Mr. Armstrong established Ambassador College in 1947 in Pasadena, and later founded two more campuses in Big Sandy, Texas, and Bricket Wood, England. Thousands of students were educated by this life-changing institution for higher learning.
In the latter part of his life, Mr. Armstrong met with heads of state and other high officials around the world. In his personal audiences with kings, princes, presidents, prime ministers, emperors, mayors, justices, members of the legislature and other leaders of government, society and business, he became known as an “ambassador without portfolio for world peace.”

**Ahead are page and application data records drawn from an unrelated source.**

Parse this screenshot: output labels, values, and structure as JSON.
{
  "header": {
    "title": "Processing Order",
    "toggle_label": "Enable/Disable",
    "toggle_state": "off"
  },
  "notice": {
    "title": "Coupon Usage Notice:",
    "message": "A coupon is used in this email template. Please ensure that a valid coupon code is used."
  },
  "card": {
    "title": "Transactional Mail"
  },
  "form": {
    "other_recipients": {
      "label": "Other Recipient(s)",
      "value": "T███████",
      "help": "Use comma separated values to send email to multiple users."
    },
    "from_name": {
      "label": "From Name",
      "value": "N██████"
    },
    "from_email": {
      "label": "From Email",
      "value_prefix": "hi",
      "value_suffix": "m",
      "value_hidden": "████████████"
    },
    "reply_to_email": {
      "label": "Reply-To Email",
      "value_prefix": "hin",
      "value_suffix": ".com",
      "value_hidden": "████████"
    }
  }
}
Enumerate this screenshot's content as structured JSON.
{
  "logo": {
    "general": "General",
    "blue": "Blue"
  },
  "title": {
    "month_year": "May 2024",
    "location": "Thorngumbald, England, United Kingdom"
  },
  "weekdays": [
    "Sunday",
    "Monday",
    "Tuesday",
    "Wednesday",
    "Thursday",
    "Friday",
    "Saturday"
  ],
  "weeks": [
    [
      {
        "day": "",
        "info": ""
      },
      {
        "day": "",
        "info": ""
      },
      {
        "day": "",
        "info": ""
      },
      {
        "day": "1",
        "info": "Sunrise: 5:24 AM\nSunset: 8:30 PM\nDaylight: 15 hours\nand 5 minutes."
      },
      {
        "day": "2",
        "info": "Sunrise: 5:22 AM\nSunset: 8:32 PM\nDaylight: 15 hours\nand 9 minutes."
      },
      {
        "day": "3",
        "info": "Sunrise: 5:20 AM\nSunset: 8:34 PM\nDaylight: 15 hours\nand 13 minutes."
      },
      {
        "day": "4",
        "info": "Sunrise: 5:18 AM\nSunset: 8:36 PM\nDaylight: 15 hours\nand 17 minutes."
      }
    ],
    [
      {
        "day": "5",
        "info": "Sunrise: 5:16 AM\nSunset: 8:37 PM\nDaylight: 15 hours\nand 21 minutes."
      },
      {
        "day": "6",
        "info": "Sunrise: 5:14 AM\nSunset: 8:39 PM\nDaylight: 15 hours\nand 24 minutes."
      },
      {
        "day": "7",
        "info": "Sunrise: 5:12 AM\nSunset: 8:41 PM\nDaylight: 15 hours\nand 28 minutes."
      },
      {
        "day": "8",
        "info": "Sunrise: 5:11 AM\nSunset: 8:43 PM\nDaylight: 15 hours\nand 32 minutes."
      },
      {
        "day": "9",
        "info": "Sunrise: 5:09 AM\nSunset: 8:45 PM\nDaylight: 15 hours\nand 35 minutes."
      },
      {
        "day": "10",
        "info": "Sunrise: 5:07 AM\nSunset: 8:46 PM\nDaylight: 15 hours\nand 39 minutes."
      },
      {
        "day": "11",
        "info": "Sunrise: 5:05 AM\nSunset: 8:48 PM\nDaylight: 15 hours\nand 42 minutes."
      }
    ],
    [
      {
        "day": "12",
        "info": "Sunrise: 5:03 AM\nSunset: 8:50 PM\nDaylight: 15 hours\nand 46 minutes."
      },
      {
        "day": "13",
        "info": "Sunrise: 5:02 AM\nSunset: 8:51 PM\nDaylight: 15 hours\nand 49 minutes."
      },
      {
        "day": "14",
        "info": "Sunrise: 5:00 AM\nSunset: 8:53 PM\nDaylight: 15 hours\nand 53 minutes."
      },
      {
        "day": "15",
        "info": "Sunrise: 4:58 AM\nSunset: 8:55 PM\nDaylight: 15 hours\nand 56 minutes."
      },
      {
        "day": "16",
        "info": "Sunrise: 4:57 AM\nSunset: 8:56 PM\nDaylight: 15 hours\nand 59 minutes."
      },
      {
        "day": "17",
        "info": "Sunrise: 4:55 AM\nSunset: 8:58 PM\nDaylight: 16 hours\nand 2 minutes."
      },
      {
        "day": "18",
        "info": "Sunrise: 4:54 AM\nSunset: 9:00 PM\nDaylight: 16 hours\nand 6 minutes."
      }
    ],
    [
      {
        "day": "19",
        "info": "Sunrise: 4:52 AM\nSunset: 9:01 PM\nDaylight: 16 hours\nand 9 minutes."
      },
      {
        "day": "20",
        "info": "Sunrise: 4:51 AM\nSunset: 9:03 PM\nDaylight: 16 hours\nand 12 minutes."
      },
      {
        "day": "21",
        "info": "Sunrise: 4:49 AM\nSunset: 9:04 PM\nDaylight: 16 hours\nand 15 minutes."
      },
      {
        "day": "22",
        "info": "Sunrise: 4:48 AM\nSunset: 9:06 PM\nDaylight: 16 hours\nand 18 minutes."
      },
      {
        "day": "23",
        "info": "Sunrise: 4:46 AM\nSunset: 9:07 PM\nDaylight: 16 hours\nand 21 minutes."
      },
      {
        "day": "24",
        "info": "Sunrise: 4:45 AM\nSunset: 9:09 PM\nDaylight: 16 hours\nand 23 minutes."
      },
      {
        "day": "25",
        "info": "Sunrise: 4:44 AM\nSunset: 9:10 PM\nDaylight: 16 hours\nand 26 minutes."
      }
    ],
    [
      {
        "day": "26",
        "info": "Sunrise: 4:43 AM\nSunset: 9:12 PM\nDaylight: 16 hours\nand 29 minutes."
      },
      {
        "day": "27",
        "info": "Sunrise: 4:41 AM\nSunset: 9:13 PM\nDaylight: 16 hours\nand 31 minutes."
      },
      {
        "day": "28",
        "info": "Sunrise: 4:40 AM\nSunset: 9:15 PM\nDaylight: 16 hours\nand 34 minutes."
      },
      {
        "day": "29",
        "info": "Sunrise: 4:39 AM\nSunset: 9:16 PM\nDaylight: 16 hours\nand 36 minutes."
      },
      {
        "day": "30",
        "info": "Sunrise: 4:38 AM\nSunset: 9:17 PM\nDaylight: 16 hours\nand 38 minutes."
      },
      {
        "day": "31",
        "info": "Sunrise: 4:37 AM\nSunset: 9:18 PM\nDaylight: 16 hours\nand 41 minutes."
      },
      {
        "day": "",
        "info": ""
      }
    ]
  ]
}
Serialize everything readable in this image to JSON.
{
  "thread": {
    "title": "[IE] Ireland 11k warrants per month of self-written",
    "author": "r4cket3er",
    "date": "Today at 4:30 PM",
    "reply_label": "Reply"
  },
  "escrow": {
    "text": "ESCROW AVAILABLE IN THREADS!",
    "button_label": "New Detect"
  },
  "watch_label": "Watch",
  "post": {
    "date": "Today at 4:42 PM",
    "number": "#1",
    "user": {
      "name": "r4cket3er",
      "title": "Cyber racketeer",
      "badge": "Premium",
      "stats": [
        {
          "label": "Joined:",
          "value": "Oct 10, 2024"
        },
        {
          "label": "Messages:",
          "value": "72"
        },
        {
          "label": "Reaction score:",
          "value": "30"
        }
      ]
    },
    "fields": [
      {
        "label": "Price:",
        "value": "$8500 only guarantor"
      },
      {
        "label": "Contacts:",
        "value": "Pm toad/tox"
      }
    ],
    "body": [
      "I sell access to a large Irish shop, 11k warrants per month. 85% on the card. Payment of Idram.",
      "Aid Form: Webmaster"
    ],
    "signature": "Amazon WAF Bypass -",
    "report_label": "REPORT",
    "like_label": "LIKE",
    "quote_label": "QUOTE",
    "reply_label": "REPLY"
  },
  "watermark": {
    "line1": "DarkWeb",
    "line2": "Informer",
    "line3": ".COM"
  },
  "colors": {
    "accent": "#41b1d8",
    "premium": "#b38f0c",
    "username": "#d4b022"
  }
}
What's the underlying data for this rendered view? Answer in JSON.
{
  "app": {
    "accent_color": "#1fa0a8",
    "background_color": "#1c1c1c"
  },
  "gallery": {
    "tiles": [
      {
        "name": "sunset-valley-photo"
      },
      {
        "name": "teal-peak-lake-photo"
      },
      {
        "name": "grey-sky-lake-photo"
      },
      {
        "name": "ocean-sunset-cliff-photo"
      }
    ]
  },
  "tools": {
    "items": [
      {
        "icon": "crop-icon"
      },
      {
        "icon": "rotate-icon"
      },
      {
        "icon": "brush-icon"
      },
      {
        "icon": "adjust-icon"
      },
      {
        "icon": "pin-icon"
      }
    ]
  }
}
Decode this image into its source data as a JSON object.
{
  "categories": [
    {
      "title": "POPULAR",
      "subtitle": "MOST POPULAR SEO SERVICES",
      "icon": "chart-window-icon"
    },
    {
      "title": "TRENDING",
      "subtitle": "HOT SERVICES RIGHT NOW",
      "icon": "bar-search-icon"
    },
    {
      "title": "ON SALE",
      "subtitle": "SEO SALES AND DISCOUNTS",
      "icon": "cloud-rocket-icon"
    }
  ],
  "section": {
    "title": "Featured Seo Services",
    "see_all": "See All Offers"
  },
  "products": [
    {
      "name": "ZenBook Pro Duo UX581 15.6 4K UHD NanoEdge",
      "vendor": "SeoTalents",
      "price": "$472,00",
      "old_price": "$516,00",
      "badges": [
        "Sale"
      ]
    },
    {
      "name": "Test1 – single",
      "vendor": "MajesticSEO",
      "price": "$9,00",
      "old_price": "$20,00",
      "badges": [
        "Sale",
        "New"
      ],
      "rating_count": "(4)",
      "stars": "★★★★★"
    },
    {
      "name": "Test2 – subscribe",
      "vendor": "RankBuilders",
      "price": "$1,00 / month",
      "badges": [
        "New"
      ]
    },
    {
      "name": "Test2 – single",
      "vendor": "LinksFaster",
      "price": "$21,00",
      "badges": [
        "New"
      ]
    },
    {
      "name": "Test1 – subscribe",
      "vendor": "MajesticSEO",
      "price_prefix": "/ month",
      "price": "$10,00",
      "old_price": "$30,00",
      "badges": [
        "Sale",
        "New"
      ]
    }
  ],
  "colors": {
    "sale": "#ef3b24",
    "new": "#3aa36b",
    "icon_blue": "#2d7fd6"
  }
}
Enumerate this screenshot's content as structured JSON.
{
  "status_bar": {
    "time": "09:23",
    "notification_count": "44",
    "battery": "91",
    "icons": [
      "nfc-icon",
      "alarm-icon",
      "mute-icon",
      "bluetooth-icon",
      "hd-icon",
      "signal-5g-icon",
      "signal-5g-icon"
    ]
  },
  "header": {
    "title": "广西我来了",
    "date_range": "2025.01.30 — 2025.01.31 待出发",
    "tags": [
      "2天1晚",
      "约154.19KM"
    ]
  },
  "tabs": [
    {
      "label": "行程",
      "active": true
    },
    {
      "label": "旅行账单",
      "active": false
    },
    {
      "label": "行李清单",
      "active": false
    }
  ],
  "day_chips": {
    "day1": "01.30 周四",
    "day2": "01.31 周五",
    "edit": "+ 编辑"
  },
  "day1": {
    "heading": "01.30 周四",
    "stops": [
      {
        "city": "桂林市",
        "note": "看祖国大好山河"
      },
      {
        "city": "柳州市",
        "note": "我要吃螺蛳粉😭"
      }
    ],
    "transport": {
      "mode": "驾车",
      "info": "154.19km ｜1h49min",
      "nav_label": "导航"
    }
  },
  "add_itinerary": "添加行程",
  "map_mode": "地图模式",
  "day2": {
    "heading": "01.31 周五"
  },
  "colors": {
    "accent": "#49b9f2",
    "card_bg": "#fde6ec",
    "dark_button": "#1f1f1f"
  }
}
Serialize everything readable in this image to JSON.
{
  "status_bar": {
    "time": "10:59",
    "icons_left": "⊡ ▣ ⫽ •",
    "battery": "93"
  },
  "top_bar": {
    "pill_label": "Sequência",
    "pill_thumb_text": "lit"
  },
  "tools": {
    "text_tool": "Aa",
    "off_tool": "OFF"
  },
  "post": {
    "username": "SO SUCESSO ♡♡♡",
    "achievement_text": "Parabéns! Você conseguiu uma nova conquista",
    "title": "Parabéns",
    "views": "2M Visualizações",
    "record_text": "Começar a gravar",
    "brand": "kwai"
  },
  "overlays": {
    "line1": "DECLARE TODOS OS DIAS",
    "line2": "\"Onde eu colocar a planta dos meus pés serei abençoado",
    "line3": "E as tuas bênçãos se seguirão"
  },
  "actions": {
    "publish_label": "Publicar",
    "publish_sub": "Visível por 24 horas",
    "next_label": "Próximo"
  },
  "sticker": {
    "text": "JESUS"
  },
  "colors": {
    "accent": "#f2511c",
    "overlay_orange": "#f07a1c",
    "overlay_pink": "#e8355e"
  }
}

When he died in 1986, Mr. Armstrong left behind a church with 725 congregations in 57 countries with a weekly worldwide attendance of 120,000 and 1,200 ministers. Another 210,000 people contributed to the work regularly, and the church received more than $160 million annually—more income than was received by Jimmy Swaggart, Oral Roberts, Jim Bakker, Jerry Falwell, or Robert Schuller, all popular televangelists at the time.
Swaggart’s, Roberts’s and Falwell’s programs were aired in 197, 192 and 172 television markets, respectively, but The World Tomorrow with Herbert Armstrong could be viewed on 382 stations and 36 radio outlets around the world.
The church’s flagship magazine, the Plain Truth, was published in seven languages with a worldwide circulation of 8.4 million. The church’s Good News Christian-living magazine had a circulation of 828,000. Added together, these two magazines exceeded the circulations of Time and Newsweek combined.
Under Mr. Armstrong, the church also produced a popular youth magazine with a circulation of 2.3 million, a 32-lesson correspondence course in which more than 2 million people enrolled over its 30-year lifespan, and an array of books and booklets. More than 40 million books or booklets were distributed over the course of Mr. Armstrong’s 50-year ministry, the most-requested of which was The United States and Britain in Prophecy, at 6 million. Between 1980 and 1985, the church distributed 447.5 million books, booklets, magazines, newspapers, lessons and letters. In 1985 alone, it answered 1.1 million telephone calls, received 6.7 million pieces of mail and added 2.1 million new names to its database.
At the end of 1985, as soon as it arrived from the printer, Mr. Armstrong’s final book was requested more than any other. In less than four months, 740,000 people requested Mystery of the Ages, making it the fastest-moving publication the church had ever produced.
Although Mr. Armstrong’s successors would disagree, United States President Ronald Reagan summed up the sentiments of church members and non-members alike upon the news of his death: “Mr. Armstrong contributed to sharing the word of the Lord with his community and with people throughout the nation,” he said. “You can take pride in his legacy.”